§ **Requirement**:
Return all the data exactly, keeping the pictures out.

(Stored data entries)
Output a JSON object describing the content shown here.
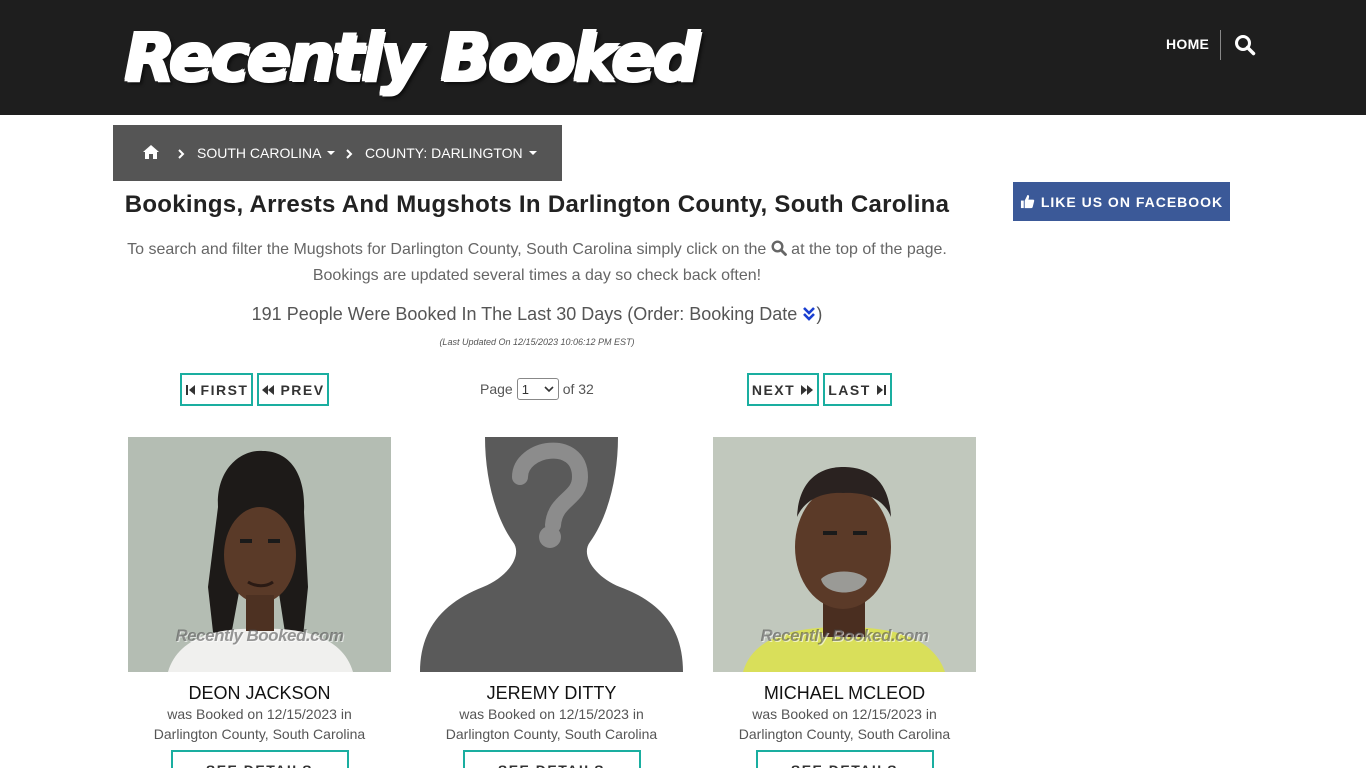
{
  "header": {
    "logo_text": "Recently Booked",
    "nav_home": "HOME",
    "search_icon": "search-icon"
  },
  "breadcrumb": {
    "home_icon": "home-icon",
    "items": [
      {
        "label": "SOUTH CAROLINA"
      },
      {
        "label": "COUNTY: DARLINGTON"
      }
    ]
  },
  "facebook": {
    "label": "LIKE US ON FACEBOOK",
    "icon": "thumbs-up-icon",
    "color": "#3b5998"
  },
  "main": {
    "title": "Bookings, Arrests And Mugshots In Darlington County, South Carolina",
    "intro_before": "To search and filter the Mugshots for Darlington County, South Carolina simply click on the",
    "intro_after": "at the top of the page. Bookings are updated several times a day so check back often!",
    "count_text": "191 People Were Booked In The Last 30 Days (Order: Booking Date",
    "count_close": ")",
    "updated": "(Last Updated On 12/15/2023 10:06:12 PM EST)"
  },
  "pagination": {
    "first": "FIRST",
    "prev": "PREV",
    "next": "NEXT",
    "last": "LAST",
    "page_label": "Page",
    "current_page": "1",
    "of_label": "of 32",
    "accent": "#1aaea0"
  },
  "cards": [
    {
      "name": "DEON JACKSON",
      "line1": "was Booked on 12/15/2023 in",
      "line2": "Darlington County, South Carolina",
      "watermark": "Recently Booked.com",
      "button": "SEE DETAILS"
    },
    {
      "name": "JEREMY DITTY",
      "line1": "was Booked on 12/15/2023 in",
      "line2": "Darlington County, South Carolina",
      "watermark": "",
      "button": "SEE DETAILS"
    },
    {
      "name": "MICHAEL MCLEOD",
      "line1": "was Booked on 12/15/2023 in",
      "line2": "Darlington County, South Carolina",
      "watermark": "Recently Booked.com",
      "button": "SEE DETAILS"
    }
  ]
}
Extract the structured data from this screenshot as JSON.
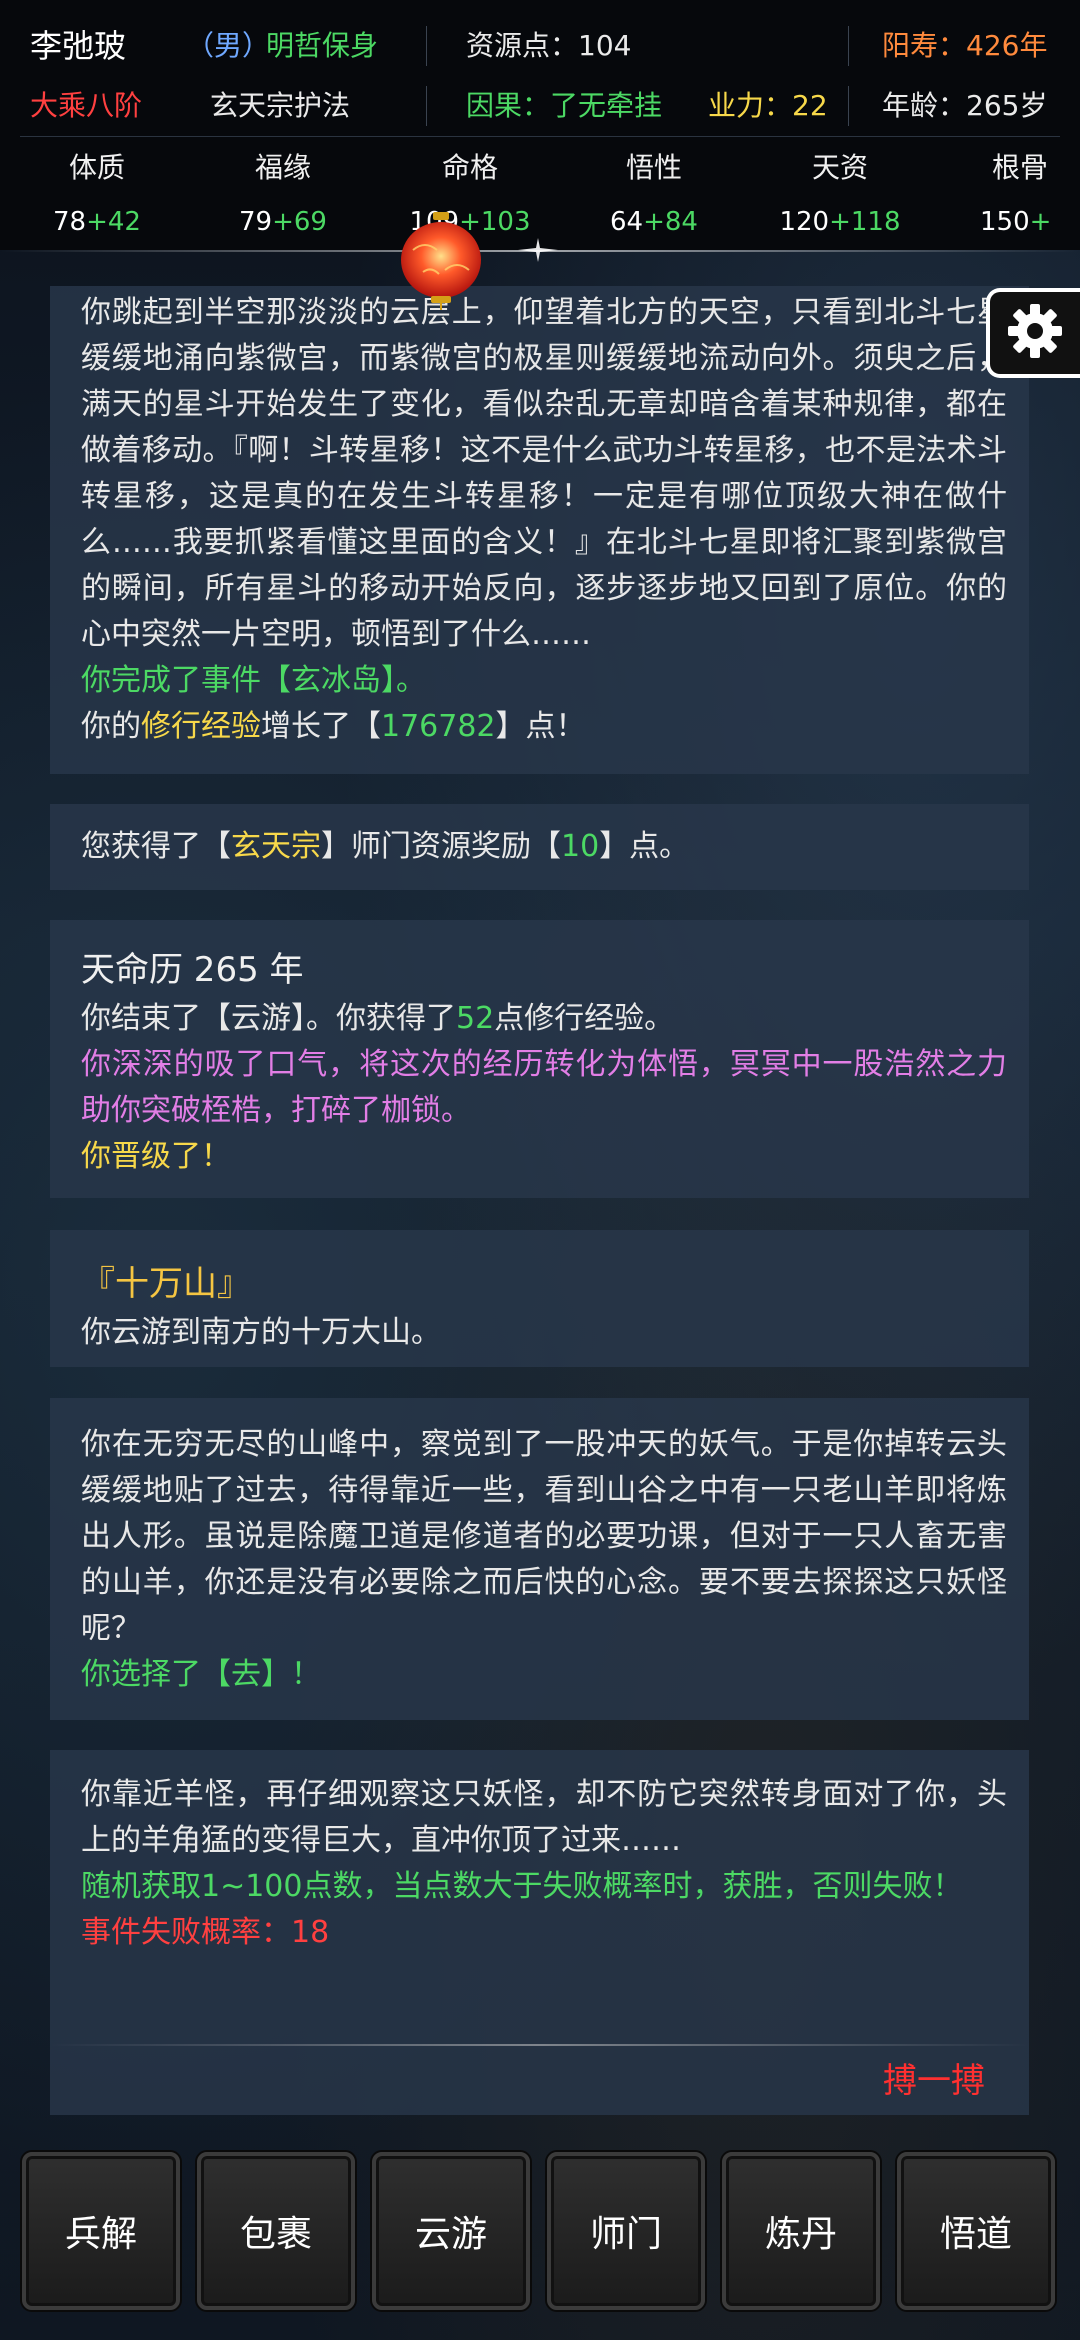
{
  "header": {
    "name": "李弛玻",
    "gender": "（男）",
    "trait": "明哲保身",
    "resource": "资源点：104",
    "lifespan": "阳寿：426年",
    "realm": "大乘八阶",
    "sect_role": "玄天宗护法",
    "karma": "因果：了无牵挂",
    "karma_force": "业力：22",
    "age": "年龄：265岁"
  },
  "stats": [
    {
      "name": "体质",
      "base": "78",
      "bonus": "+42"
    },
    {
      "name": "福缘",
      "base": "79",
      "bonus": "+69"
    },
    {
      "name": "命格",
      "base": "109",
      "bonus": "+103"
    },
    {
      "name": "悟性",
      "base": "64",
      "bonus": "+84"
    },
    {
      "name": "天资",
      "base": "120",
      "bonus": "+118"
    },
    {
      "name": "根骨",
      "base": "150",
      "bonus": "+"
    }
  ],
  "log": {
    "card1": {
      "text": "你跳起到半空那淡淡的云层上，仰望着北方的天空，只看到北斗七星缓缓地涌向紫微宫，而紫微宫的极星则缓缓地流动向外。须臾之后，满天的星斗开始发生了变化，看似杂乱无章却暗含着某种规律，都在做着移动。『啊！斗转星移！这不是什么武功斗转星移，也不是法术斗转星移，这是真的在发生斗转星移！一定是有哪位顶级大神在做什么……我要抓紧看懂这里面的含义！』在北斗七星即将汇聚到紫微宫的瞬间，所有星斗的移动开始反向，逐步逐步地又回到了原位。你的心中突然一片空明，顿悟到了什么……",
      "event": "你完成了事件【玄冰岛】。",
      "exp_pre": "你的",
      "exp_kw": "修行经验",
      "exp_mid": "增长了【",
      "exp_num": "176782",
      "exp_post": "】点！"
    },
    "card2": {
      "pre": "您获得了【",
      "sect": "玄天宗",
      "mid": "】师门资源奖励【",
      "num": "10",
      "post": "】点。"
    },
    "card3": {
      "year": "天命历 265 年",
      "travel_pre": "你结束了【云游】。你获得了",
      "travel_num": "52",
      "travel_post": "点修行经验。",
      "breakthrough": "你深深的吸了口气，将这次的经历转化为体悟，冥冥中一股浩然之力助你突破桎梏，打碎了枷锁。",
      "levelup": "你晋级了！"
    },
    "card4": {
      "title": "『十万山』",
      "text": "你云游到南方的十万大山。"
    },
    "card5": {
      "text": "你在无穷无尽的山峰中，察觉到了一股冲天的妖气。于是你掉转云头缓缓地贴了过去，待得靠近一些，看到山谷之中有一只老山羊即将炼出人形。虽说是除魔卫道是修道者的必要功课，但对于一只人畜无害的山羊，你还是没有必要除之而后快的心念。要不要去探探这只妖怪呢？",
      "choice": "你选择了【去】！"
    },
    "card6": {
      "text": "你靠近羊怪，再仔细观察这只妖怪，却不防它突然转身面对了你，头上的羊角猛的变得巨大，直冲你顶了过来……",
      "rule": "随机获取1~100点数，当点数大于失败概率时，获胜，否则失败！",
      "fail": "事件失败概率：18",
      "action": "搏一搏"
    }
  },
  "nav": [
    "兵解",
    "包裹",
    "云游",
    "师门",
    "炼丹",
    "悟道"
  ],
  "colors": {
    "green": "#4cd964",
    "yellow": "#f7d84a",
    "red": "#ff4040",
    "orange": "#ff8a3d",
    "purple": "#e27ee6",
    "gold": "#f5c542",
    "blue": "#6fa8ff"
  },
  "icons": {
    "settings": "gear-icon",
    "lantern": "lantern-icon",
    "sparkle": "sparkle-icon"
  }
}
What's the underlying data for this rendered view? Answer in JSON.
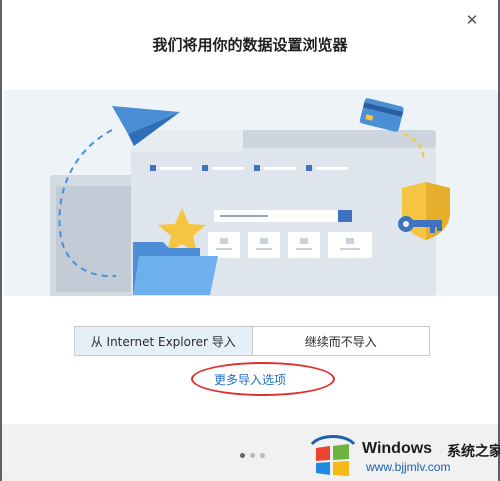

§ **Task solution**:
Output a JSON object describing the content shown here.
{
  "header": {
    "logo_text": "Recently Booked",
    "nav_home": "HOME",
    "search_icon": "search-icon"
  },
  "breadcrumb": {
    "home_icon": "home-icon",
    "items": [
      {
        "label": "SOUTH CAROLINA"
      },
      {
        "label": "COUNTY: DARLINGTON"
      }
    ]
  },
  "facebook": {
    "label": "LIKE US ON FACEBOOK",
    "icon": "thumbs-up-icon",
    "color": "#3b5998"
  },
  "main": {
    "title": "Bookings, Arrests And Mugshots In Darlington County, South Carolina",
    "intro_before": "To search and filter the Mugshots for Darlington County, South Carolina simply click on the",
    "intro_after": "at the top of the page. Bookings are updated several times a day so check back often!",
    "count_text": "191 People Were Booked In The Last 30 Days (Order: Booking Date",
    "count_close": ")",
    "updated": "(Last Updated On 12/15/2023 10:06:12 PM EST)"
  },
  "pagination": {
    "first": "FIRST",
    "prev": "PREV",
    "next": "NEXT",
    "last": "LAST",
    "page_label": "Page",
    "current_page": "1",
    "of_label": "of 32",
    "accent": "#1aaea0"
  },
  "cards": [
    {
      "name": "DEON JACKSON",
      "line1": "was Booked on 12/15/2023 in",
      "line2": "Darlington County, South Carolina",
      "watermark": "Recently Booked.com",
      "button": "SEE DETAILS"
    },
    {
      "name": "JEREMY DITTY",
      "line1": "was Booked on 12/15/2023 in",
      "line2": "Darlington County, South Carolina",
      "watermark": "",
      "button": "SEE DETAILS"
    },
    {
      "name": "MICHAEL MCLEOD",
      "line1": "was Booked on 12/15/2023 in",
      "line2": "Darlington County, South Carolina",
      "watermark": "Recently Booked.com",
      "button": "SEE DETAILS"
    }
  ]
}
Extract the structured data from this screenshot as JSON.
{
  "header": {
    "name": "李弛玻",
    "gender": "（男）",
    "trait": "明哲保身",
    "resource": "资源点：104",
    "lifespan": "阳寿：426年",
    "realm": "大乘八阶",
    "sect_role": "玄天宗护法",
    "karma": "因果：了无牵挂",
    "karma_force": "业力：22",
    "age": "年龄：265岁"
  },
  "stats": [
    {
      "name": "体质",
      "base": "78",
      "bonus": "+42"
    },
    {
      "name": "福缘",
      "base": "79",
      "bonus": "+69"
    },
    {
      "name": "命格",
      "base": "109",
      "bonus": "+103"
    },
    {
      "name": "悟性",
      "base": "64",
      "bonus": "+84"
    },
    {
      "name": "天资",
      "base": "120",
      "bonus": "+118"
    },
    {
      "name": "根骨",
      "base": "150",
      "bonus": "+"
    }
  ],
  "log": {
    "card1": {
      "text": "你跳起到半空那淡淡的云层上，仰望着北方的天空，只看到北斗七星缓缓地涌向紫微宫，而紫微宫的极星则缓缓地流动向外。须臾之后，满天的星斗开始发生了变化，看似杂乱无章却暗含着某种规律，都在做着移动。『啊！斗转星移！这不是什么武功斗转星移，也不是法术斗转星移，这是真的在发生斗转星移！一定是有哪位顶级大神在做什么……我要抓紧看懂这里面的含义！』在北斗七星即将汇聚到紫微宫的瞬间，所有星斗的移动开始反向，逐步逐步地又回到了原位。你的心中突然一片空明，顿悟到了什么……",
      "event": "你完成了事件【玄冰岛】。",
      "exp_pre": "你的",
      "exp_kw": "修行经验",
      "exp_mid": "增长了【",
      "exp_num": "176782",
      "exp_post": "】点！"
    },
    "card2": {
      "pre": "您获得了【",
      "sect": "玄天宗",
      "mid": "】师门资源奖励【",
      "num": "10",
      "post": "】点。"
    },
    "card3": {
      "year": "天命历 265 年",
      "travel_pre": "你结束了【云游】。你获得了",
      "travel_num": "52",
      "travel_post": "点修行经验。",
      "breakthrough": "你深深的吸了口气，将这次的经历转化为体悟，冥冥中一股浩然之力助你突破桎梏，打碎了枷锁。",
      "levelup": "你晋级了！"
    },
    "card4": {
      "title": "『十万山』",
      "text": "你云游到南方的十万大山。"
    },
    "card5": {
      "text": "你在无穷无尽的山峰中，察觉到了一股冲天的妖气。于是你掉转云头缓缓地贴了过去，待得靠近一些，看到山谷之中有一只老山羊即将炼出人形。虽说是除魔卫道是修道者的必要功课，但对于一只人畜无害的山羊，你还是没有必要除之而后快的心念。要不要去探探这只妖怪呢？",
      "choice": "你选择了【去】！"
    },
    "card6": {
      "text": "你靠近羊怪，再仔细观察这只妖怪，却不防它突然转身面对了你，头上的羊角猛的变得巨大，直冲你顶了过来……",
      "rule": "随机获取1~100点数，当点数大于失败概率时，获胜，否则失败！",
      "fail": "事件失败概率：18",
      "action": "搏一搏"
    }
  },
  "nav": [
    "兵解",
    "包裹",
    "云游",
    "师门",
    "炼丹",
    "悟道"
  ],
  "colors": {
    "green": "#4cd964",
    "yellow": "#f7d84a",
    "red": "#ff4040",
    "orange": "#ff8a3d",
    "purple": "#e27ee6",
    "gold": "#f5c542",
    "blue": "#6fa8ff"
  },
  "icons": {
    "settings": "gear-icon",
    "lantern": "lantern-icon",
    "sparkle": "sparkle-icon"
  }
}
What's the underlying data for this rendered view? Answer in JSON.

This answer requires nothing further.